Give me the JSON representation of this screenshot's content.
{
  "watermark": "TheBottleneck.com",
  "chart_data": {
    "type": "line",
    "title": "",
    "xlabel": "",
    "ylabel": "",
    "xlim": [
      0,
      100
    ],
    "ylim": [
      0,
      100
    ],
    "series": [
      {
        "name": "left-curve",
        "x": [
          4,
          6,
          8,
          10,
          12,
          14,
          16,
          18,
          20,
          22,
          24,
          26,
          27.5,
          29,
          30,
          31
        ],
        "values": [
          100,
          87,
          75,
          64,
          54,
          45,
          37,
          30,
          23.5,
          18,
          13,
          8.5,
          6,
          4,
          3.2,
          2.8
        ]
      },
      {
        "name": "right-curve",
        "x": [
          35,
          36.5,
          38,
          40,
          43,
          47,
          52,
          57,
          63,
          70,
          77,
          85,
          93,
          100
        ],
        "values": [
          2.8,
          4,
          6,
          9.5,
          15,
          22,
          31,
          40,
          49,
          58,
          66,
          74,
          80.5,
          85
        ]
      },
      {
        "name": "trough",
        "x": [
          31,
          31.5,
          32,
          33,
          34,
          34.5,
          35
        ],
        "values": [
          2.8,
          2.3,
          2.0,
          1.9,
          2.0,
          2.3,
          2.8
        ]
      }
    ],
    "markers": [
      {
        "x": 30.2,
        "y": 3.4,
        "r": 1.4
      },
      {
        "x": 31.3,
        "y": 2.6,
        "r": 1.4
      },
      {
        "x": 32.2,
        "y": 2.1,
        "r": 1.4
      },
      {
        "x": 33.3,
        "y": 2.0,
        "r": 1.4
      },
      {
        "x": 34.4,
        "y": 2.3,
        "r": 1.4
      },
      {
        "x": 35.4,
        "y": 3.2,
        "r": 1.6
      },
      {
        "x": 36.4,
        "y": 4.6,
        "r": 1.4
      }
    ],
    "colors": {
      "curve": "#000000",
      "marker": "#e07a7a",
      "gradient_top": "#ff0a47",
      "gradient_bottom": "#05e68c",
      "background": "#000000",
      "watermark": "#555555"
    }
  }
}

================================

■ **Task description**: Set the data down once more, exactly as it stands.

■ **Solution to the exercise**:
Give me the JSON representation of this screenshot's content.
{
  "watermark": "TheBottleneck.com",
  "chart_data": {
    "type": "line",
    "title": "",
    "xlabel": "",
    "ylabel": "",
    "xlim": [
      0,
      100
    ],
    "ylim": [
      0,
      100
    ],
    "series": [
      {
        "name": "left-curve",
        "x": [
          4,
          6,
          8,
          10,
          12,
          14,
          16,
          18,
          20,
          22,
          24,
          26,
          27.5,
          29,
          30,
          31
        ],
        "values": [
          100,
          87,
          75,
          64,
          54,
          45,
          37,
          30,
          23.5,
          18,
          13,
          8.5,
          6,
          4,
          3.2,
          2.8
        ]
      },
      {
        "name": "right-curve",
        "x": [
          35,
          36.5,
          38,
          40,
          43,
          47,
          52,
          57,
          63,
          70,
          77,
          85,
          93,
          100
        ],
        "values": [
          2.8,
          4,
          6,
          9.5,
          15,
          22,
          31,
          40,
          49,
          58,
          66,
          74,
          80.5,
          85
        ]
      },
      {
        "name": "trough",
        "x": [
          31,
          31.5,
          32,
          33,
          34,
          34.5,
          35
        ],
        "values": [
          2.8,
          2.3,
          2.0,
          1.9,
          2.0,
          2.3,
          2.8
        ]
      }
    ],
    "markers": [
      {
        "x": 30.2,
        "y": 3.4,
        "r": 1.4
      },
      {
        "x": 31.3,
        "y": 2.6,
        "r": 1.4
      },
      {
        "x": 32.2,
        "y": 2.1,
        "r": 1.4
      },
      {
        "x": 33.3,
        "y": 2.0,
        "r": 1.4
      },
      {
        "x": 34.4,
        "y": 2.3,
        "r": 1.4
      },
      {
        "x": 35.4,
        "y": 3.2,
        "r": 1.6
      },
      {
        "x": 36.4,
        "y": 4.6,
        "r": 1.4
      }
    ],
    "colors": {
      "curve": "#000000",
      "marker": "#e07a7a",
      "gradient_top": "#ff0a47",
      "gradient_bottom": "#05e68c",
      "background": "#000000",
      "watermark": "#555555"
    }
  }
}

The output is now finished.